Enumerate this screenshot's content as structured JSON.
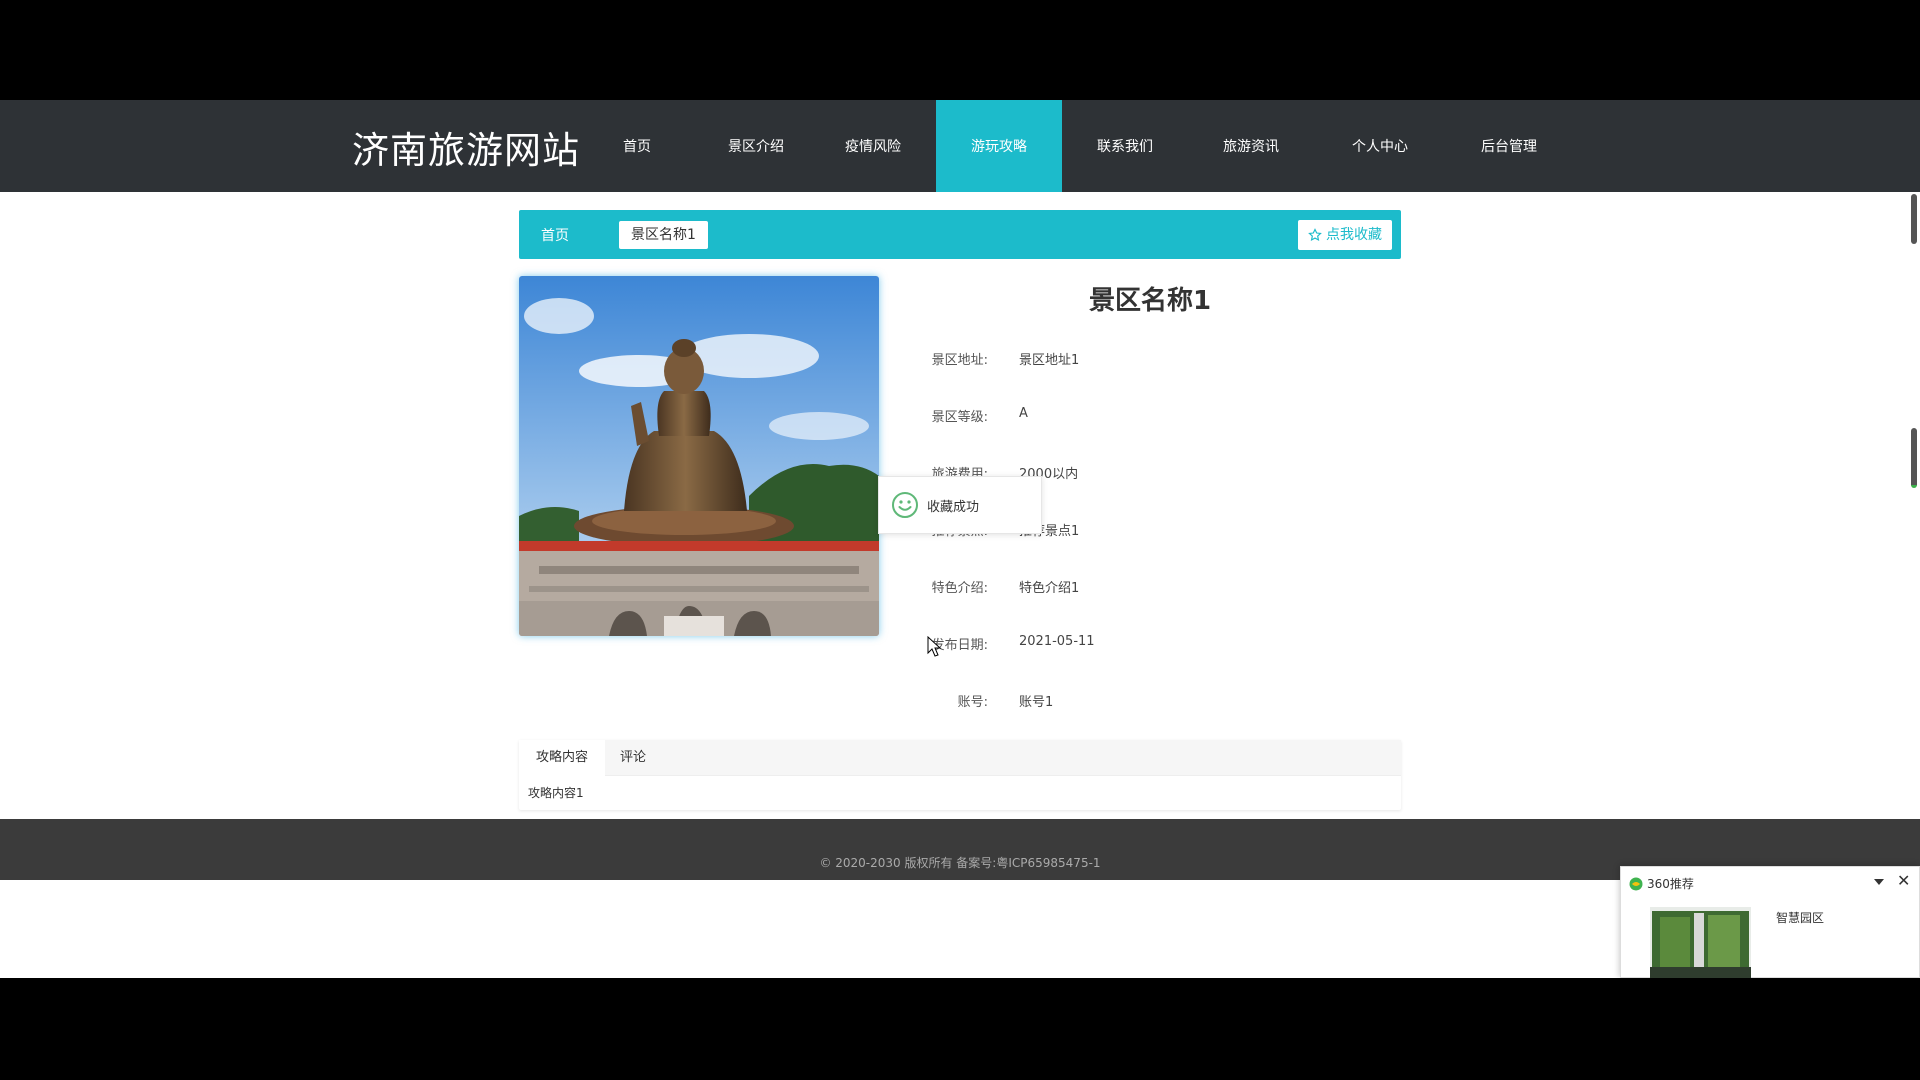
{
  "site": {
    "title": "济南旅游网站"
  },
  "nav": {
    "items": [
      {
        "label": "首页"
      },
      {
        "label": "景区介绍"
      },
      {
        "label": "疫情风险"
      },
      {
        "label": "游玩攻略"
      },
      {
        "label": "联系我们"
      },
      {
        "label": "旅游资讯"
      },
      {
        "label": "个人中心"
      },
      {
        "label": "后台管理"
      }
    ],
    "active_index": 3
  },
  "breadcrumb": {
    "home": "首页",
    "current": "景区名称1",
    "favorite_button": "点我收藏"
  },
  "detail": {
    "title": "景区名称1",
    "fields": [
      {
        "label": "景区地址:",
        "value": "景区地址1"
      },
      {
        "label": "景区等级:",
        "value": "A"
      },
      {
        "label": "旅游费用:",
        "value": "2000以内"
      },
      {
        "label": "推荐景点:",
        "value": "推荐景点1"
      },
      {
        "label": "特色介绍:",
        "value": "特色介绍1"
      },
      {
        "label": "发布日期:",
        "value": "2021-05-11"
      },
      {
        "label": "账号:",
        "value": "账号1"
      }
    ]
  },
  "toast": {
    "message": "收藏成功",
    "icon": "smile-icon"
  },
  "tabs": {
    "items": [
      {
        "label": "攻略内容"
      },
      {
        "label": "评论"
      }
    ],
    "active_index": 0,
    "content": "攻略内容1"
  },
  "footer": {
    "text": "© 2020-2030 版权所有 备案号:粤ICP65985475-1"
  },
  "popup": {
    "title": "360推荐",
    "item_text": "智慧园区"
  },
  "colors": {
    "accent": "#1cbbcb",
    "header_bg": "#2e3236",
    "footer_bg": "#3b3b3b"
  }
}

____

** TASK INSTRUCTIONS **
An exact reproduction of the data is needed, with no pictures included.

** EXERCISE ANSWER **
Enumerate this screenshot's content as structured JSON.
{
  "site": {
    "title": "济南旅游网站"
  },
  "nav": {
    "items": [
      {
        "label": "首页"
      },
      {
        "label": "景区介绍"
      },
      {
        "label": "疫情风险"
      },
      {
        "label": "游玩攻略"
      },
      {
        "label": "联系我们"
      },
      {
        "label": "旅游资讯"
      },
      {
        "label": "个人中心"
      },
      {
        "label": "后台管理"
      }
    ],
    "active_index": 3
  },
  "breadcrumb": {
    "home": "首页",
    "current": "景区名称1",
    "favorite_button": "点我收藏"
  },
  "detail": {
    "title": "景区名称1",
    "fields": [
      {
        "label": "景区地址:",
        "value": "景区地址1"
      },
      {
        "label": "景区等级:",
        "value": "A"
      },
      {
        "label": "旅游费用:",
        "value": "2000以内"
      },
      {
        "label": "推荐景点:",
        "value": "推荐景点1"
      },
      {
        "label": "特色介绍:",
        "value": "特色介绍1"
      },
      {
        "label": "发布日期:",
        "value": "2021-05-11"
      },
      {
        "label": "账号:",
        "value": "账号1"
      }
    ]
  },
  "toast": {
    "message": "收藏成功",
    "icon": "smile-icon"
  },
  "tabs": {
    "items": [
      {
        "label": "攻略内容"
      },
      {
        "label": "评论"
      }
    ],
    "active_index": 0,
    "content": "攻略内容1"
  },
  "footer": {
    "text": "© 2020-2030 版权所有 备案号:粤ICP65985475-1"
  },
  "popup": {
    "title": "360推荐",
    "item_text": "智慧园区"
  },
  "colors": {
    "accent": "#1cbbcb",
    "header_bg": "#2e3236",
    "footer_bg": "#3b3b3b"
  }
}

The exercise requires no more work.